We’ve resorted to this.

We’re mutt people. We’re also purebred people, and pet people, and performance dog people, and dog nutrition people, and competitive dog people, and lazy dog people, and we all like Indian food. Obviously, our disgruntled commentator didn’t find it necessary to learn these things about us, but that’s her loss and you can thank her for our tirade this lazy Saturday.

tumblr_mnq7e4GAYG1qdgmu2o1_500 (1)

In case you wanted the music

The Types of People that Do Agility.

1 Jun

Agility is a dog sport which attracts all kinds, and we mean *all* kinds.   In this entry, we will do our best to categorize a few of the most common types of people you will encounter when involved in agility and the dogs who are stuck with them.


Ex-Conformation Types

If you see someone running a Chow or a Shih-Tzu or any other completely unbiddable breed, it’s a good guess that they are one of these people. They aren’t there because they love agility, and they aren’t there because they love training. They are there because someone told them a balanced dog has titles at both ends and the dog refused to chase a lure.

Not the kind of balance we're talking about

Not the kind of balance we’re talking about

Seriously Serious Types

These are people that have Border Collies or Shelties or Aussies ( and maybe a Papillon). They don’t have time for your questions and actually having questions means you will never be friends. Noticeably, all of their wardrobe comes from Clean Run or at least has ‘tech’ in the name of the fabric somewhere. Much to Fang’s chagrin, these are also people who wear Vibram Toe-Shoes, which are Crocs for people with money.
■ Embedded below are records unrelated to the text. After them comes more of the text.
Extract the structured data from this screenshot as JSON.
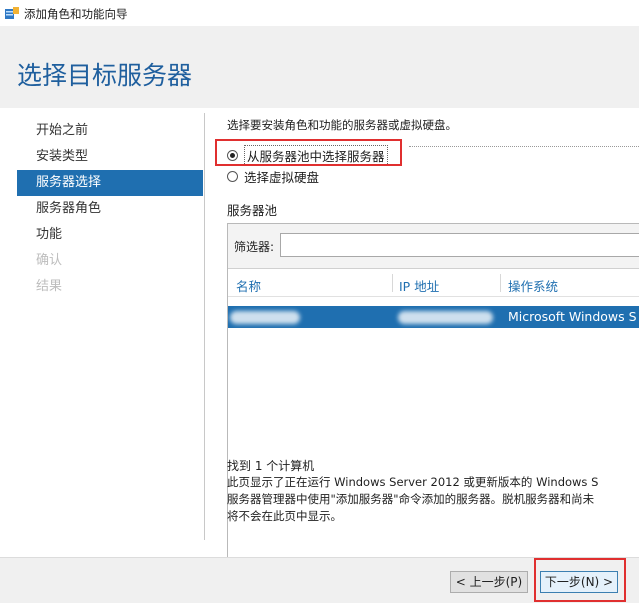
{
  "window": {
    "title": "添加角色和功能向导",
    "icon": "server-manager-icon"
  },
  "page_title": "选择目标服务器",
  "nav": {
    "items": [
      {
        "label": "开始之前",
        "state": "normal"
      },
      {
        "label": "安装类型",
        "state": "normal"
      },
      {
        "label": "服务器选择",
        "state": "active"
      },
      {
        "label": "服务器角色",
        "state": "normal"
      },
      {
        "label": "功能",
        "state": "normal"
      },
      {
        "label": "确认",
        "state": "disabled"
      },
      {
        "label": "结果",
        "state": "disabled"
      }
    ]
  },
  "main": {
    "description": "选择要安装角色和功能的服务器或虚拟硬盘。",
    "options": [
      {
        "label": "从服务器池中选择服务器",
        "selected": true
      },
      {
        "label": "选择虚拟硬盘",
        "selected": false
      }
    ],
    "pool_label": "服务器池",
    "filter_label": "筛选器:",
    "filter_value": "",
    "columns": [
      "名称",
      "IP 地址",
      "操作系统"
    ],
    "rows": [
      {
        "name": "",
        "ip": "",
        "os": "Microsoft Windows S",
        "selected": true
      }
    ],
    "found_text": "找到 1 个计算机",
    "info_lines": [
      "此页显示了正在运行 Windows Server 2012 或更新版本的 Windows S",
      "服务器管理器中使用\"添加服务器\"命令添加的服务器。脱机服务器和尚未",
      "将不会在此页中显示。"
    ]
  },
  "footer": {
    "prev_label": "< 上一步(P)",
    "next_label": "下一步(N) >"
  },
  "colors": {
    "accent": "#1f6fb0",
    "title": "#1f5f9e",
    "highlight_box": "#e02f2f"
  }
}
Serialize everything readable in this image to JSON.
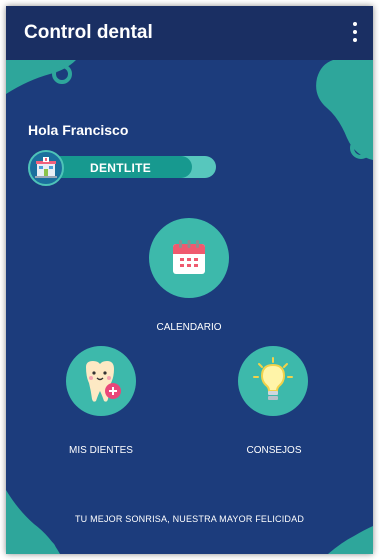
{
  "appbar": {
    "title": "Control dental"
  },
  "greeting": "Hola Francisco",
  "clinic": {
    "name": "DENTLITE",
    "icon": "clinic-building-icon"
  },
  "menu_items": [
    {
      "label": "CALENDARIO",
      "icon": "calendar-icon"
    },
    {
      "label": "MIS DIENTES",
      "icon": "tooth-add-icon"
    },
    {
      "label": "CONSEJOS",
      "icon": "lightbulb-icon"
    }
  ],
  "slogan": "TU MEJOR SONRISA, NUESTRA MAYOR FELICIDAD",
  "colors": {
    "background": "#1c3c7c",
    "appbar": "#1a2f63",
    "accent_teal": "#3db9ab",
    "deco_teal": "#2ea69b"
  }
}
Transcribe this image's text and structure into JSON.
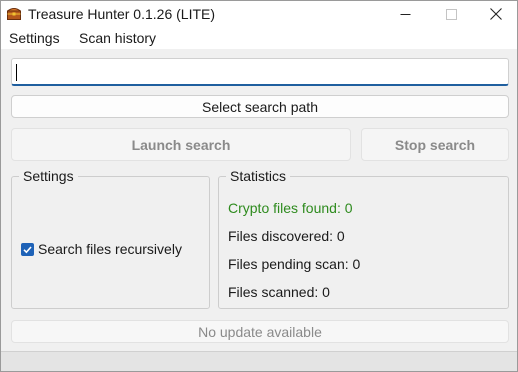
{
  "window": {
    "title": "Treasure Hunter 0.1.26 (LITE)",
    "icon": "treasure-chest-icon",
    "controls": {
      "minimize_icon": "minimize-icon",
      "maximize_icon": "maximize-icon",
      "close_icon": "close-icon"
    }
  },
  "menu": {
    "items": [
      {
        "label": "Settings"
      },
      {
        "label": "Scan history"
      }
    ]
  },
  "search": {
    "value": ""
  },
  "buttons": {
    "select_path": "Select search path",
    "launch": "Launch search",
    "stop": "Stop search"
  },
  "settings_group": {
    "title": "Settings",
    "recursive_checkbox": {
      "label": "Search files recursively",
      "checked": true
    }
  },
  "statistics_group": {
    "title": "Statistics",
    "crypto_found": "Crypto files found: 0",
    "files_discovered": "Files discovered: 0",
    "files_pending": "Files pending scan: 0",
    "files_scanned": "Files scanned: 0"
  },
  "update": {
    "status": "No update available"
  },
  "colors": {
    "accent": "#1e62b7",
    "crypto_text": "#2e8b1e",
    "disabled_text": "#8a8a8a"
  }
}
But Uglier.

Casual Competitor

The casual competitor has a good perspective on it all, mostly. Barring some unforeseen instances where the competition monster erupts, these are good people. Unfortunately, it’s a very small step from CC to our previous category. An early warning sign is going from a breed they actually enjoy to a Border Collie. (We refuse to believe anyone actually enjoys Border Collies.)
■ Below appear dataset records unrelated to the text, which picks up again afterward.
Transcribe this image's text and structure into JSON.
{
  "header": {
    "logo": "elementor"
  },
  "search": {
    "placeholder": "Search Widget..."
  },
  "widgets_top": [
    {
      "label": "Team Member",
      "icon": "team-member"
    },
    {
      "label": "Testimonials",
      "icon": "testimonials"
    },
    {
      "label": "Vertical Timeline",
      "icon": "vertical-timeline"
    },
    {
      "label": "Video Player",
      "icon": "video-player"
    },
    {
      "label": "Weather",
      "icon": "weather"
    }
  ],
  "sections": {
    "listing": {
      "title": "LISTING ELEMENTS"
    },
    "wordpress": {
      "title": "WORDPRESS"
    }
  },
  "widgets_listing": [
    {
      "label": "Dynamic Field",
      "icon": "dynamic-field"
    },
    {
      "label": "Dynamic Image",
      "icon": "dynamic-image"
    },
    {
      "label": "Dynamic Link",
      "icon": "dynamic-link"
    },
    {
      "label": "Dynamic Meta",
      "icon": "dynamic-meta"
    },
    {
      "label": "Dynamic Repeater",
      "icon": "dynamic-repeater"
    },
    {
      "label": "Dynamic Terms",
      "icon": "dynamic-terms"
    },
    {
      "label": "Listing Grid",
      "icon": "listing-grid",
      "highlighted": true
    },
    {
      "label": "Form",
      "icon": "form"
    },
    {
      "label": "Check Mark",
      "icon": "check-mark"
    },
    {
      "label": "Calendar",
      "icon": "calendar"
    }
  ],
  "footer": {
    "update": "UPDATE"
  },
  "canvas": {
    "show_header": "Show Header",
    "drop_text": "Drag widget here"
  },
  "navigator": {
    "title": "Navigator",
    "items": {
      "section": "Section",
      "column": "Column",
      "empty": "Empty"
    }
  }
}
“I’m ready. Are you ready? I’m ready. Ready for anything. Ready. Ready. Ready. You’re ready! Get ready now. I’m ready. Ready.”
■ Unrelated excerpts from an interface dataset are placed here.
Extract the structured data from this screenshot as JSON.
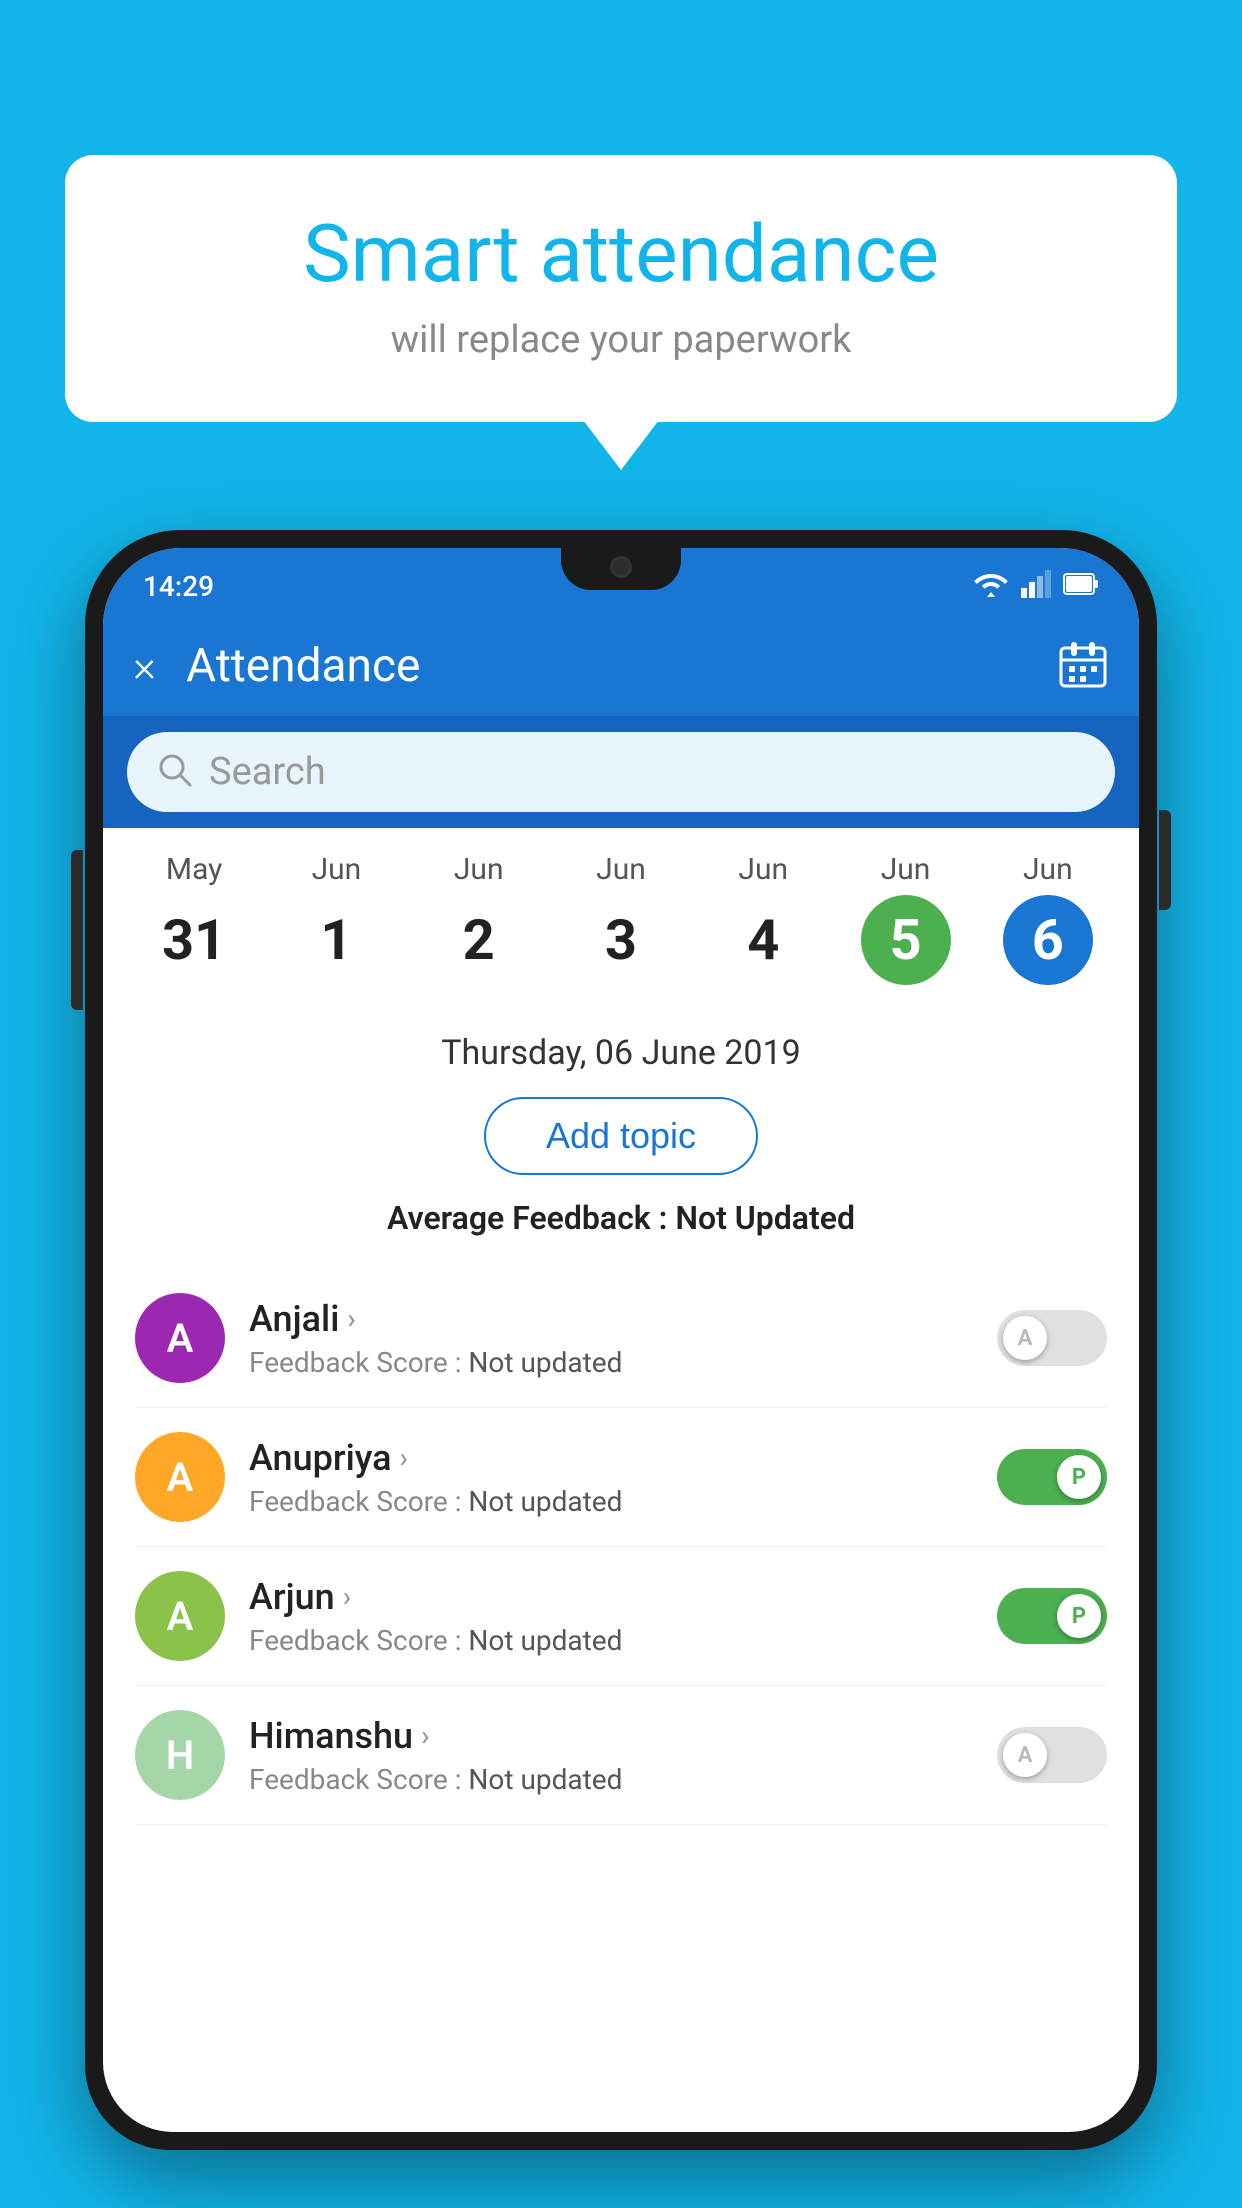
{
  "background_color": "#12B5EA",
  "speech_bubble": {
    "title": "Smart attendance",
    "subtitle": "will replace your paperwork"
  },
  "status_bar": {
    "time": "14:29",
    "wifi": "▼",
    "signal": "▲",
    "battery": "▮"
  },
  "app_bar": {
    "title": "Attendance",
    "close_label": "×",
    "calendar_icon": "calendar"
  },
  "search": {
    "placeholder": "Search"
  },
  "calendar": {
    "days": [
      {
        "month": "May",
        "date": "31",
        "style": ""
      },
      {
        "month": "Jun",
        "date": "1",
        "style": ""
      },
      {
        "month": "Jun",
        "date": "2",
        "style": ""
      },
      {
        "month": "Jun",
        "date": "3",
        "style": ""
      },
      {
        "month": "Jun",
        "date": "4",
        "style": ""
      },
      {
        "month": "Jun",
        "date": "5",
        "style": "today"
      },
      {
        "month": "Jun",
        "date": "6",
        "style": "selected"
      }
    ]
  },
  "selected_date": "Thursday, 06 June 2019",
  "add_topic_label": "Add topic",
  "avg_feedback_label": "Average Feedback : ",
  "avg_feedback_value": "Not Updated",
  "students": [
    {
      "name": "Anjali",
      "initial": "A",
      "avatar_color": "#9C27B0",
      "feedback_label": "Feedback Score : ",
      "feedback_value": "Not updated",
      "attendance": "absent"
    },
    {
      "name": "Anupriya",
      "initial": "A",
      "avatar_color": "#FFA726",
      "feedback_label": "Feedback Score : ",
      "feedback_value": "Not updated",
      "attendance": "present"
    },
    {
      "name": "Arjun",
      "initial": "A",
      "avatar_color": "#8BC34A",
      "feedback_label": "Feedback Score : ",
      "feedback_value": "Not updated",
      "attendance": "present"
    },
    {
      "name": "Himanshu",
      "initial": "H",
      "avatar_color": "#A5D6A7",
      "feedback_label": "Feedback Score : ",
      "feedback_value": "Not updated",
      "attendance": "absent"
    }
  ],
  "toggle_absent_label": "A",
  "toggle_present_label": "P"
}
“I’m ready. Are you ready? I’m ready. Ready for anything. Ready. Ready. Ready. You’re ready! Get ready now. I’m ready. Ready.”

The Best Q is a Res-Q  People

They are more than happy to tell you how abused their snappy Border Collie was before they got involved in agility and would love to tell you the story of how their heart dog was rescued and got them involved in agility. They are often identifiable by the T-shirt sporting their favorite phrase “The Best Q is a Res-Q”. If you mention looking for a dog to these people, they automatically know one that would be “just perfect!”… some actually do, and some just want to pawn off a dog from their backyard rescue.

Your thoughtfully bred dog is satan. Get used to it.

The “I have this breed because I wanted to go to nationals and there are only two in the US doing agility” type

It’s considerably easier to get to AKC invitationals with a Shar-Pei than it is with a Border Collie. There’s a reason for that. So, how does one circumnavigate the system? Get a Border Collie in a weird little hungarian terrier suit. That’s right, a Pumi. If you have  the money to import a dog from the wilds of eastern Europe, you can make it to nationals. You’ll just have to switch breeds again when people start breeding them in the US. *cough* pyr shep*cough*

Fang loves these and doesn’t do agility (yet) so Potnoodle can shut her whore mouth.

Recreational Agiliphile

These individuals routinely take classes and engage in various agility-related activities, but don’t actually have plans to compete for a variety of reasons.  Although the RA is generally more closely aligned with the CC,  they can also come in an annoying subvariety.  These sub-RAs are those people that take up most of the instructor’s time and don’t really care to do things properly.  It is not uncommon to see sub-RAs admiring their dog on top the A-Frame and expecting everyone else to stop and coo in admiration.  This sub-RA is often the bane of existence for the Seriously Serious types who treat every second in class as integral to achieving  agility supremacy. They’re even annoying to the CC or the other RAs

Did we miss any agility types?  Do you recognize yourself in one of the descriptions?  Share below!